Dyche and De Zerbi may favour different chapters in the Uefa coaching manual, but when their teams meet there is much to admire in every detail.
Brighton were full of their usual midfield embroidery, interchanging positions ensuring they retained possession and demanded full concentration from their opponent.
The possession stats edged towards a Premier League record at one point – 80 per cent – but that only underlined how often it serves to judge a game with eyes rather than spreadsheets. De Zerbi acknowledged his side lacked the cutting edge to turn territorial advantage into chances.
“I am happy with the point. I am proud of the performance but we are not in the best moment,” he said, pointing to a number of absentees.
Everton impressively closed the spaces, allowing Brighton control in areas where they could inflict minimum damage before pouncing when increased physicality was required.
When Brighton toiled to locate the final pass, Everton’s tireless wide men turned defence into attack as Dominic Calvert-Lewin surely gave Lewis Dunk his most uncomfortable afternoon of the season.
The first 84 minutes was summed up with Brighton having most of the ball, Everton having the better chances and a goal.
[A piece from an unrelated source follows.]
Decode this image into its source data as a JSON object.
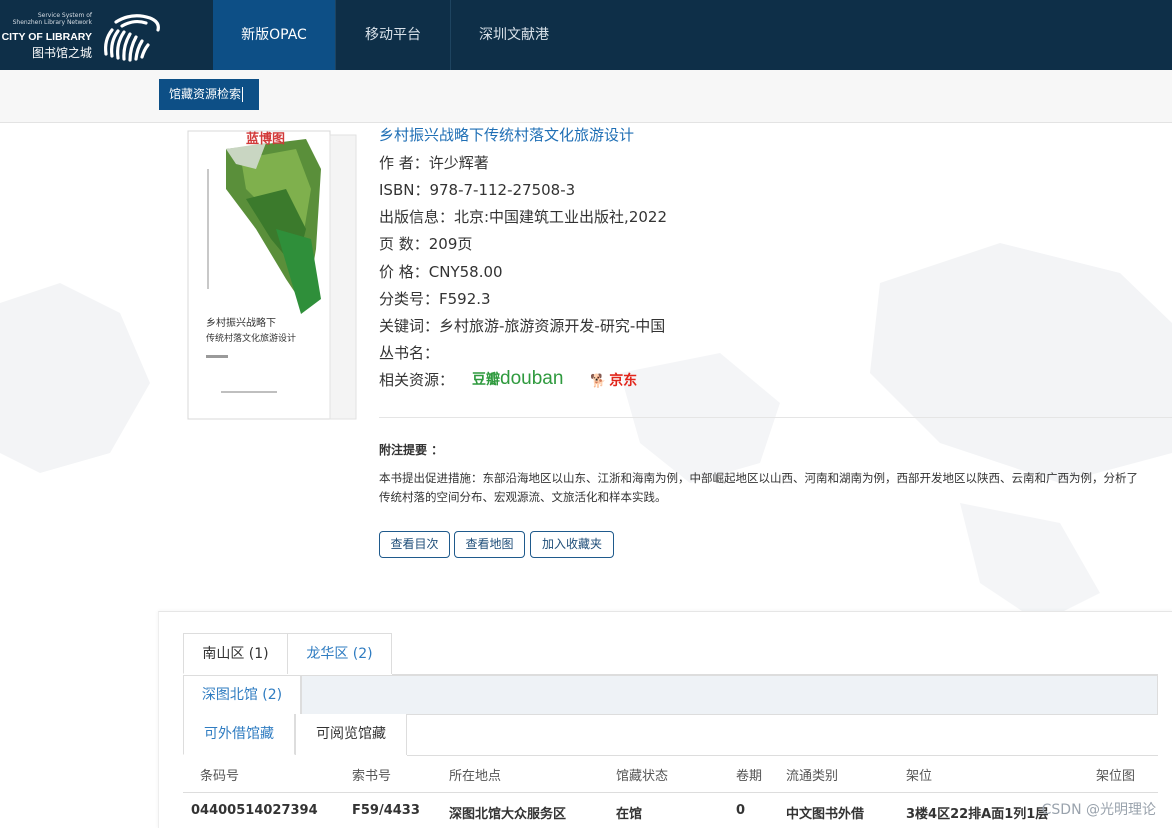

Vitalii Mykolenko struck after two attempts, the goal beating keeper Bart Verbruggen on seven minutes courtesy of Dunk’s deflection.